Please make sure, you are interested in negating suffixes, right?
Assuming you understand what is a suffix at least in English....
Are -ない、-くない、‐ではない、‐なし、‐ぬ、‐ず、 and ‐まい a kind of suffix?
Among these, only
-なし can be grammatically called a suffix. It can form derivative nouns that mean "someone/something without ～" or "～-less one".
- 名なし: (noun) an anonymous/nameless person
- 一文なし: (noun) a penniless person
- 能なし: (noun) a dumb, a fool (lit. "one without ability")
All others are grammatically classified as something other than suffix. Basically these are more fundamental parts which are more like English "not", "may not", "is not" or such. Of course you don't call these "suffix", do you?

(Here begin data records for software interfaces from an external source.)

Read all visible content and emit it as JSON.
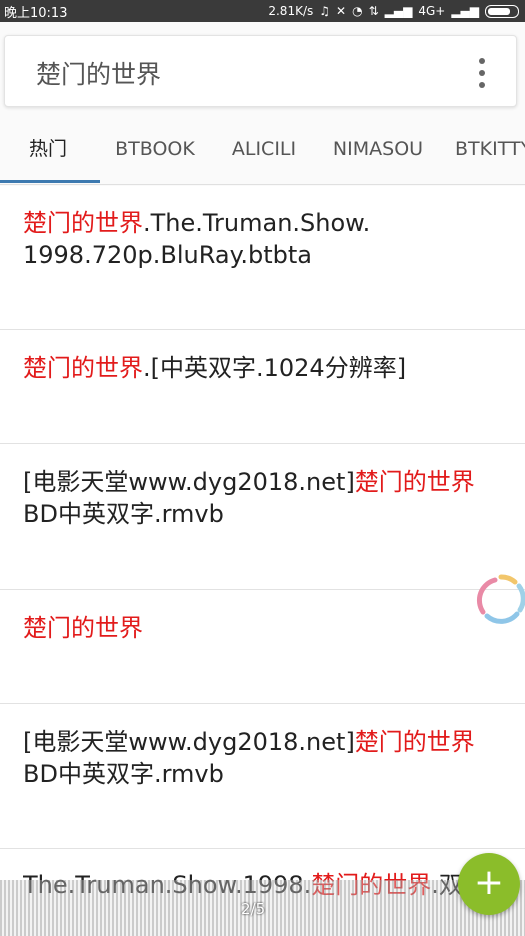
{
  "status": {
    "time": "晚上10:13",
    "speed": "2.81K/s",
    "network": "4G+"
  },
  "search": {
    "query": "楚门的世界",
    "more_icon": "more-vert-icon"
  },
  "tabs": [
    "热门",
    "BTBOOK",
    "ALICILI",
    "NIMASOU",
    "BTKITTY"
  ],
  "results": [
    {
      "hl": "楚门的世界",
      "post": ".The.Truman.Show.",
      "line2": "1998.720p.BluRay.btbta"
    },
    {
      "hl": "楚门的世界",
      "post": ".[中英双字.1024分辨率]"
    },
    {
      "pre": "[电影天堂www.dyg2018.net]",
      "hl": "楚门的世界",
      "line2": "BD中英双字.rmvb"
    },
    {
      "hl": "楚门的世界"
    },
    {
      "pre": "[电影天堂www.dyg2018.net]",
      "hl": "楚门的世界",
      "line2": "BD中英双字.rmvb"
    },
    {
      "pre": "The.Truman.Show.1998.",
      "hl": "楚门的世界",
      "post": ".双"
    }
  ],
  "colors": {
    "highlight": "#e21b1b",
    "accent": "#3d7ab0",
    "fab": "#8bbd2a"
  },
  "fab": {
    "label": "+"
  },
  "page_indicator": "2/5"
}
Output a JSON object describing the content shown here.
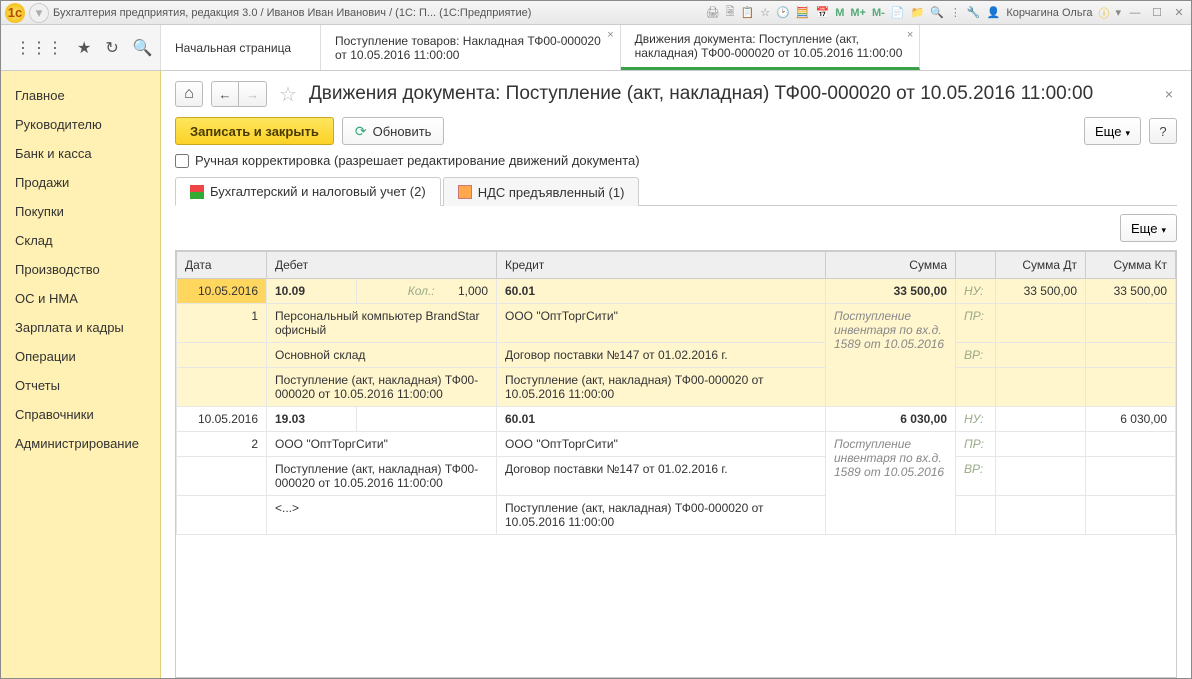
{
  "titlebar": {
    "app_title": "Бухгалтерия предприятия, редакция 3.0 / Иванов Иван Иванович / (1С: П...  (1С:Предприятие)",
    "m_labels": [
      "M",
      "M+",
      "M-"
    ],
    "user_name": "Корчагина Ольга"
  },
  "tabs": {
    "home": "Начальная страница",
    "tab1": "Поступление товаров: Накладная ТФ00-000020 от 10.05.2016 11:00:00",
    "tab2": "Движения документа: Поступление (акт, накладная) ТФ00-000020 от 10.05.2016 11:00:00"
  },
  "sidebar": {
    "items": [
      "Главное",
      "Руководителю",
      "Банк и касса",
      "Продажи",
      "Покупки",
      "Склад",
      "Производство",
      "ОС и НМА",
      "Зарплата и кадры",
      "Операции",
      "Отчеты",
      "Справочники",
      "Администрирование"
    ]
  },
  "page": {
    "title": "Движения документа: Поступление (акт, накладная) ТФ00-000020 от 10.05.2016 11:00:00",
    "save_close": "Записать и закрыть",
    "refresh": "Обновить",
    "more": "Еще",
    "help": "?",
    "manual_edit": "Ручная корректировка (разрешает редактирование движений документа)"
  },
  "inner_tabs": {
    "tab1": "Бухгалтерский и налоговый учет (2)",
    "tab2": "НДС предъявленный (1)"
  },
  "grid": {
    "headers": {
      "date": "Дата",
      "debit": "Дебет",
      "credit": "Кредит",
      "sum": "Сумма",
      "sum_dt": "Сумма Дт",
      "sum_kt": "Сумма Кт"
    },
    "kol_label": "Кол.:",
    "nu_label": "НУ:",
    "pr_label": "ПР:",
    "vr_label": "ВР:",
    "rows": [
      {
        "date": "10.05.2016",
        "n": "1",
        "debit_acc": "10.09",
        "qty": "1,000",
        "debit_lines": [
          "Персональный компьютер BrandStar офисный",
          "Основной склад",
          "Поступление (акт, накладная) ТФ00-000020 от 10.05.2016 11:00:00"
        ],
        "credit_acc": "60.01",
        "credit_lines": [
          "ООО \"ОптТоргСити\"",
          "Договор поставки №147 от 01.02.2016 г.",
          "Поступление (акт, накладная) ТФ00-000020 от 10.05.2016 11:00:00"
        ],
        "sum": "33 500,00",
        "sum_desc": "Поступление инвентаря по вх.д. 1589 от 10.05.2016",
        "sum_dt": "33 500,00",
        "sum_kt": "33 500,00"
      },
      {
        "date": "10.05.2016",
        "n": "2",
        "debit_acc": "19.03",
        "qty": "",
        "debit_lines": [
          "ООО \"ОптТоргСити\"",
          "Поступление (акт, накладная) ТФ00-000020 от 10.05.2016 11:00:00",
          "<...>"
        ],
        "credit_acc": "60.01",
        "credit_lines": [
          "ООО \"ОптТоргСити\"",
          "Договор поставки №147 от 01.02.2016 г.",
          "Поступление (акт, накладная) ТФ00-000020 от 10.05.2016 11:00:00"
        ],
        "sum": "6 030,00",
        "sum_desc": "Поступление инвентаря по вх.д. 1589 от 10.05.2016",
        "sum_dt": "",
        "sum_kt": "6 030,00"
      }
    ]
  }
}
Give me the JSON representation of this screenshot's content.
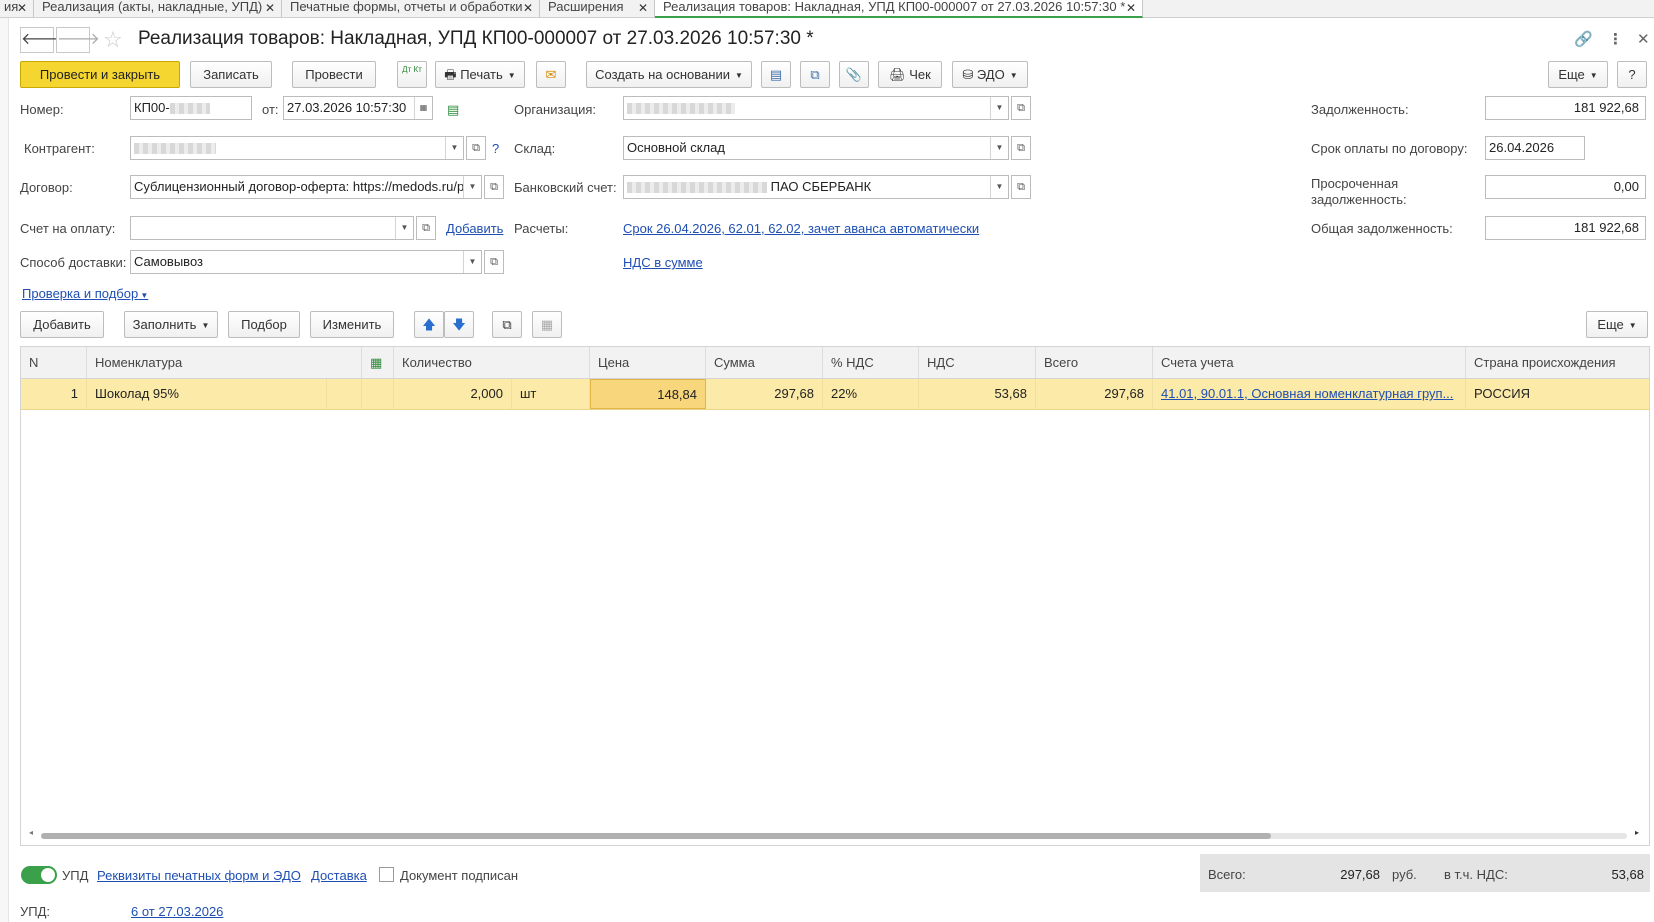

As @choco said, there are several negating prefixes in Japanese. See: 不 and 非 and 無 and 未 usage difference/rule